Component data from apps and pages
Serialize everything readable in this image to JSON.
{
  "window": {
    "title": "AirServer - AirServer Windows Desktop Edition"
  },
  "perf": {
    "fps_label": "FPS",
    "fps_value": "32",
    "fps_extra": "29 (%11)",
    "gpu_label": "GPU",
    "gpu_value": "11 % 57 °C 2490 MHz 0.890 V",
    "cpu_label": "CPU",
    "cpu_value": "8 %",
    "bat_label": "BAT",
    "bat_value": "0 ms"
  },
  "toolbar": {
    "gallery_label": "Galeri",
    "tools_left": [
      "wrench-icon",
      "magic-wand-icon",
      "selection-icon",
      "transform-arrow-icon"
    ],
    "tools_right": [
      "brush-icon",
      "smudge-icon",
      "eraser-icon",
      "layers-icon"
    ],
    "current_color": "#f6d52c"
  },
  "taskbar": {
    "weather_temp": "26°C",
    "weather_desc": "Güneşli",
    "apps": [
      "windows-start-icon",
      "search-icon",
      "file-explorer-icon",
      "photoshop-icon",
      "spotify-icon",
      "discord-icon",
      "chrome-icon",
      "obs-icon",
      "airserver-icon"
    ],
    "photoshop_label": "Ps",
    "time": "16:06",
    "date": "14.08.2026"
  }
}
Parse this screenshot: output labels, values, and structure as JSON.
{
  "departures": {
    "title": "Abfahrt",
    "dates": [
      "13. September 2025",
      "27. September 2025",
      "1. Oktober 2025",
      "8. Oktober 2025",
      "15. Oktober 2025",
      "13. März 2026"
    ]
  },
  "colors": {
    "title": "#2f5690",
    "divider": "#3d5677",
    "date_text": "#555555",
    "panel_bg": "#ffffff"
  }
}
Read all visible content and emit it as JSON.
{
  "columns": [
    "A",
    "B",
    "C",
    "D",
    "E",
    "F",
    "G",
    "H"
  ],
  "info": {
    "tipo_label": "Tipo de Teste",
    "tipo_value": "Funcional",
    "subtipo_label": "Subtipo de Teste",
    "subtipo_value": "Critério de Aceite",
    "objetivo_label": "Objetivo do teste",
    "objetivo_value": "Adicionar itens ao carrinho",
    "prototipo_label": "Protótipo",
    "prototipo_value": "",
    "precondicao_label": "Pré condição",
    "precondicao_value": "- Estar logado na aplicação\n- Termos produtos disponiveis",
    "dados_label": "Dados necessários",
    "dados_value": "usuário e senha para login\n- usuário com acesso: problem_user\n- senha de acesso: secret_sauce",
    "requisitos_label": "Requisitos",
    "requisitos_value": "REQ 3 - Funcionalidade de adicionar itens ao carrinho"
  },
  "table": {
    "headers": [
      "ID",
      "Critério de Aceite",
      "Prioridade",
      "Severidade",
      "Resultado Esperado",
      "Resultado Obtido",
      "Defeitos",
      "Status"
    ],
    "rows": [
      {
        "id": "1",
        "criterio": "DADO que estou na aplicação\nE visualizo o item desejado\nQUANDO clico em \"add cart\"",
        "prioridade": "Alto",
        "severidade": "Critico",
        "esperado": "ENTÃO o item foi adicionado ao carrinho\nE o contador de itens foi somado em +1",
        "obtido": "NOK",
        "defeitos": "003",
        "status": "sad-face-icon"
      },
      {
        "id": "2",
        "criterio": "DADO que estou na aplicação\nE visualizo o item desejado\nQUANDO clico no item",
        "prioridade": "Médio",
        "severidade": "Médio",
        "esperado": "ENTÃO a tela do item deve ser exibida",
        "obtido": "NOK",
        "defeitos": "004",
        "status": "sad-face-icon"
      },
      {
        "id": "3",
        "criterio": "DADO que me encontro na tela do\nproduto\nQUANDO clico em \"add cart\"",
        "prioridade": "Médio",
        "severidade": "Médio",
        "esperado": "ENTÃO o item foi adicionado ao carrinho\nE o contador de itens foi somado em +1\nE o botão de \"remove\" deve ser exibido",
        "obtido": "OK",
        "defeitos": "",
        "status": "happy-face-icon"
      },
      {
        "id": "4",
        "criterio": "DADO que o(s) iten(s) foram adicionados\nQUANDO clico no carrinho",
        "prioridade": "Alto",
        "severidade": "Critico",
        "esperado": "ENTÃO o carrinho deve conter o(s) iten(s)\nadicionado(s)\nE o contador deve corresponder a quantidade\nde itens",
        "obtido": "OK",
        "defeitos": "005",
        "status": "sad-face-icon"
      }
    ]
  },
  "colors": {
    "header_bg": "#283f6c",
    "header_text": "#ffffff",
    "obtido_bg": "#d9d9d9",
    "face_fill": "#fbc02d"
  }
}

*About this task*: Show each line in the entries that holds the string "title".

*Response*:
    "title": "AirServer - AirServer Windows Desktop Edition"
    "title": "Abfahrt",
    "title": "#2f5690",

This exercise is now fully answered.